Even though Souter Fell in Wiltshire [!!!] is some distance from York, perhaps the legend written about in the book, Haunted England, A Survey of English Ghost-Lore by Christina Hole could have been inspired by the Ninth Legion’s disappearance.
Beach has Christina Hole’s Haunted England but honestly can’t be bothered to look to see where this misunderstanding came from. He headed the post though with a shot from Taffy Thomas’ Cumbrian Folk Tales and Taffy’s lively retelling. Are these Roman soldiers too…? There has been a mania in recent years with Roman soldiers in the Peak District (in the English Midlands). Are Roman ghosts now moving north towards ‘their’ wall.
Another interesting meme is the notion of guards sitting out on 23 June to wait for ghosts.
It wasn’t until eight years later in 1745 when people began to take the ghosts of Souter Fell a little more seriously, as on this occasion, they were witnessed by almost thirty people! By then it was decided that a watch should take place on the anniversary of the sightings, which was midsummer’s eve. Everyone attending was chosen specifically to observe the phenomenon and each had their own jobs to do in order to document the event should the phantom army make their appearance, which of course they did.
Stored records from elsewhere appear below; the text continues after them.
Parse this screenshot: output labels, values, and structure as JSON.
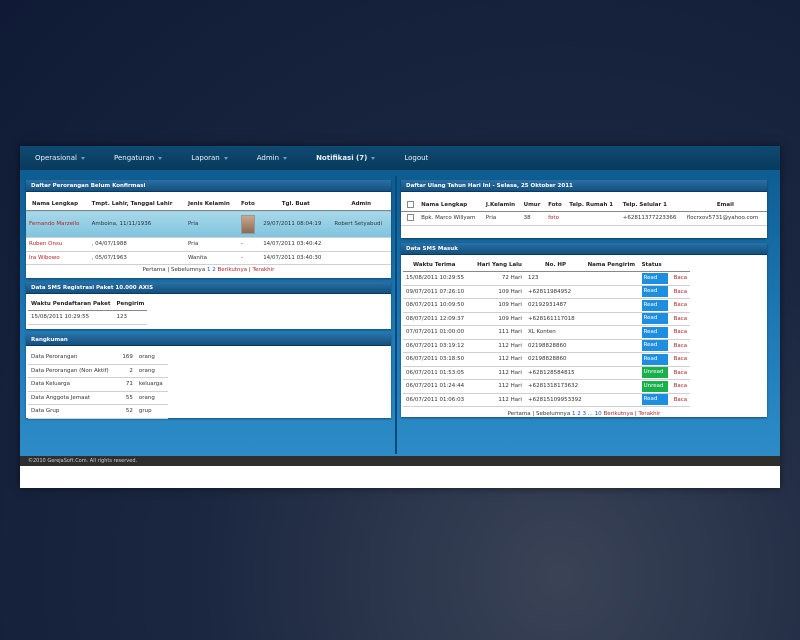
{
  "navbar": {
    "items": [
      {
        "label": "Operasional"
      },
      {
        "label": "Pengaturan"
      },
      {
        "label": "Laporan"
      },
      {
        "label": "Admin"
      },
      {
        "label": "Notifikasi (7)"
      },
      {
        "label": "Logout"
      }
    ]
  },
  "belum": {
    "title": "Daftar Perorangan Belum Konfirmasi",
    "headers": [
      "Nama Lengkap",
      "Tmpt. Lahir, Tanggal Lahir",
      "Jenis Kelamin",
      "Foto",
      "Tgl. Buat",
      "Admin"
    ],
    "rows": [
      {
        "nama": "Fernando Marzello",
        "lahir": "Amboina, 11/11/1936",
        "jk": "Pria",
        "foto": "",
        "tgl": "29/07/2011 08:04:19",
        "admin": "Robert Setyabudi"
      },
      {
        "nama": "Ruben Onsu",
        "lahir": ", 04/07/1988",
        "jk": "Pria",
        "foto": "-",
        "tgl": "14/07/2011 03:40:42",
        "admin": ""
      },
      {
        "nama": "Ira Wibowo",
        "lahir": ", 05/07/1963",
        "jk": "Wanita",
        "foto": "-",
        "tgl": "14/07/2011 03:40:30",
        "admin": ""
      }
    ],
    "pager": {
      "first": "Pertama",
      "prev": "Sebelumnya",
      "p1": "1",
      "p2": "2",
      "next": "Berikutnya",
      "last": "Terakhir"
    }
  },
  "sms_reg": {
    "title": "Data SMS Registrasi Paket 10.000 AXIS",
    "headers": [
      "Waktu Pendaftaran Paket",
      "Pengirim"
    ],
    "rows": [
      {
        "waktu": "15/08/2011 10:29:55",
        "pengirim": "123"
      }
    ]
  },
  "ringkasan": {
    "title": "Rangkuman",
    "rows": [
      {
        "label": "Data Perorangan",
        "count": "169",
        "unit": "orang"
      },
      {
        "label": "Data Perorangan (Non Aktif)",
        "count": "2",
        "unit": "orang"
      },
      {
        "label": "Data Keluarga",
        "count": "71",
        "unit": "keluarga"
      },
      {
        "label": "Data Anggota Jemaat",
        "count": "55",
        "unit": "orang"
      },
      {
        "label": "Data Grup",
        "count": "52",
        "unit": "grup"
      }
    ]
  },
  "ultah": {
    "title": "Daftar Ulang Tahun Hari Ini - Selasa, 25 Oktober 2011",
    "headers": [
      "Nama Lengkap",
      "J.Kelamin",
      "Umur",
      "Foto",
      "Telp. Rumah 1",
      "Telp. Selular 1",
      "Email"
    ],
    "rows": [
      {
        "nama": "Bpk. Marco Willyam",
        "jk": "Pria",
        "umur": "38",
        "foto": "foto",
        "rumah": "",
        "selular": "+62811377223366",
        "email": "flocrxov5731@yahoo.com"
      }
    ]
  },
  "sms_masuk": {
    "title": "Data SMS Masuk",
    "headers": [
      "Waktu Terima",
      "Hari Yang Lalu",
      "No. HP",
      "Nama Pengirim",
      "Status"
    ],
    "action": "Baca",
    "rows": [
      {
        "waktu": "15/08/2011 10:29:55",
        "lalu": "72 Hari",
        "hp": "123",
        "nama": "",
        "status": "Read"
      },
      {
        "waktu": "09/07/2011 07:26:10",
        "lalu": "109 Hari",
        "hp": "+62811984952",
        "nama": "",
        "status": "Read"
      },
      {
        "waktu": "08/07/2011 10:09:50",
        "lalu": "109 Hari",
        "hp": "02192931487",
        "nama": "",
        "status": "Read"
      },
      {
        "waktu": "08/07/2011 12:09:37",
        "lalu": "109 Hari",
        "hp": "+628161117018",
        "nama": "",
        "status": "Read"
      },
      {
        "waktu": "07/07/2011 01:00:00",
        "lalu": "111 Hari",
        "hp": "XL Konten",
        "nama": "",
        "status": "Read"
      },
      {
        "waktu": "06/07/2011 03:19:12",
        "lalu": "112 Hari",
        "hp": "02198828860",
        "nama": "",
        "status": "Read"
      },
      {
        "waktu": "06/07/2011 03:18:50",
        "lalu": "112 Hari",
        "hp": "02198828860",
        "nama": "",
        "status": "Read"
      },
      {
        "waktu": "06/07/2011 01:53:05",
        "lalu": "112 Hari",
        "hp": "+628128584815",
        "nama": "",
        "status": "Unread"
      },
      {
        "waktu": "06/07/2011 01:24:44",
        "lalu": "112 Hari",
        "hp": "+6281318173632",
        "nama": "",
        "status": "Unread"
      },
      {
        "waktu": "06/07/2011 01:06:03",
        "lalu": "112 Hari",
        "hp": "+62815109953392",
        "nama": "",
        "status": "Read"
      }
    ],
    "pager": {
      "first": "Pertama",
      "prev": "Sebelumnya",
      "p1": "1",
      "p2": "2",
      "p3": "3",
      "ell": "...",
      "p10": "10",
      "next": "Berikutnya",
      "last": "Terakhir"
    }
  },
  "footer": {
    "text": "©2010 GerejaSoft.Com. All rights reserved."
  },
  "colors": {
    "nav": "#0f4a73",
    "accent_link": "#b22222",
    "read": "#1e8fe0",
    "unread": "#18b04a",
    "highlight": "#8fcde3"
  }
}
All those attending observed open-mouthed and rooted to the spot as, for two hours, the spectral army marched across the fell top. Darren W. Ritson, Supernatural North
Beach has been unable to track the origins of this idea, but he suspects that it might be quite old. He came across this reference, which is vaguely similar from 1880:
About the middle of the last century the people residing in the Cumberland were in terror about a strange phenomenon in connection with Souter Fell. On Midsummer Eve in each year the side of the hill was peopled with a moving army of horsemen, and the ‘fact’ was patent to anybody who chose to look. For years the people assembled in awe and wonder and gazed upon the mystery, and it was only when it occurred to someone to pay a visit to the spot and examine the turf, &c that the belief in the reality of the apparition began to abate. Anon, ‘A Most Respectable Ghost’, Sheffield Daily Telegraph (17 Jan 1880), 10
Note the author’s misunderstanding of examining the turf. The whole point was that nothing was found: he implies that something was found and that the phantoms were shown to be real men.
Any other embellishments? drbeachcombing At yahoo DOT com